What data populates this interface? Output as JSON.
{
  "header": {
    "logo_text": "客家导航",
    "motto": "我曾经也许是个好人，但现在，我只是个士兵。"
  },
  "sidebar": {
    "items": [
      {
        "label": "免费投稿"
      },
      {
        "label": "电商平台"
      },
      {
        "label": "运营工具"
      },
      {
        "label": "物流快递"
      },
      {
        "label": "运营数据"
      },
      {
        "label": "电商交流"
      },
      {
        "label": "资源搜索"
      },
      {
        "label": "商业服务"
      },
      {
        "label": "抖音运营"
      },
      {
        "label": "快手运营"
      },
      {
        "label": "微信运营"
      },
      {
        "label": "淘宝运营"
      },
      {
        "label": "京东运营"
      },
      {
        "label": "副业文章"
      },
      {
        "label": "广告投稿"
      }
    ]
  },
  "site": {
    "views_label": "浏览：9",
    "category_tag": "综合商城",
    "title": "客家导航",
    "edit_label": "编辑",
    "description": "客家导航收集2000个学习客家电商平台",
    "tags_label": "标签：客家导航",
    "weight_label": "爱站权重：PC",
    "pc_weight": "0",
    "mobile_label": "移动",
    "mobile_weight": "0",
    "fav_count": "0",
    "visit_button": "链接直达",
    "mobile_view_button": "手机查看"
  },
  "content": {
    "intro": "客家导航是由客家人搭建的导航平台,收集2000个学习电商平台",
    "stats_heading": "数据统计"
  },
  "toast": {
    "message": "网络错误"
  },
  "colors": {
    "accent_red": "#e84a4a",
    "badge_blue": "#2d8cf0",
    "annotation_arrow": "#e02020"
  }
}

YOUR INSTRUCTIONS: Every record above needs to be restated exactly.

RESULT FOR THIS EXERCISE:
What data populates this interface? Output as JSON.
{
  "header": {
    "logo_text": "客家导航",
    "motto": "我曾经也许是个好人，但现在，我只是个士兵。"
  },
  "sidebar": {
    "items": [
      {
        "label": "免费投稿"
      },
      {
        "label": "电商平台"
      },
      {
        "label": "运营工具"
      },
      {
        "label": "物流快递"
      },
      {
        "label": "运营数据"
      },
      {
        "label": "电商交流"
      },
      {
        "label": "资源搜索"
      },
      {
        "label": "商业服务"
      },
      {
        "label": "抖音运营"
      },
      {
        "label": "快手运营"
      },
      {
        "label": "微信运营"
      },
      {
        "label": "淘宝运营"
      },
      {
        "label": "京东运营"
      },
      {
        "label": "副业文章"
      },
      {
        "label": "广告投稿"
      }
    ]
  },
  "site": {
    "views_label": "浏览：9",
    "category_tag": "综合商城",
    "title": "客家导航",
    "edit_label": "编辑",
    "description": "客家导航收集2000个学习客家电商平台",
    "tags_label": "标签：客家导航",
    "weight_label": "爱站权重：PC",
    "pc_weight": "0",
    "mobile_label": "移动",
    "mobile_weight": "0",
    "fav_count": "0",
    "visit_button": "链接直达",
    "mobile_view_button": "手机查看"
  },
  "content": {
    "intro": "客家导航是由客家人搭建的导航平台,收集2000个学习电商平台",
    "stats_heading": "数据统计"
  },
  "toast": {
    "message": "网络错误"
  },
  "colors": {
    "accent_red": "#e84a4a",
    "badge_blue": "#2d8cf0",
    "annotation_arrow": "#e02020"
  }
}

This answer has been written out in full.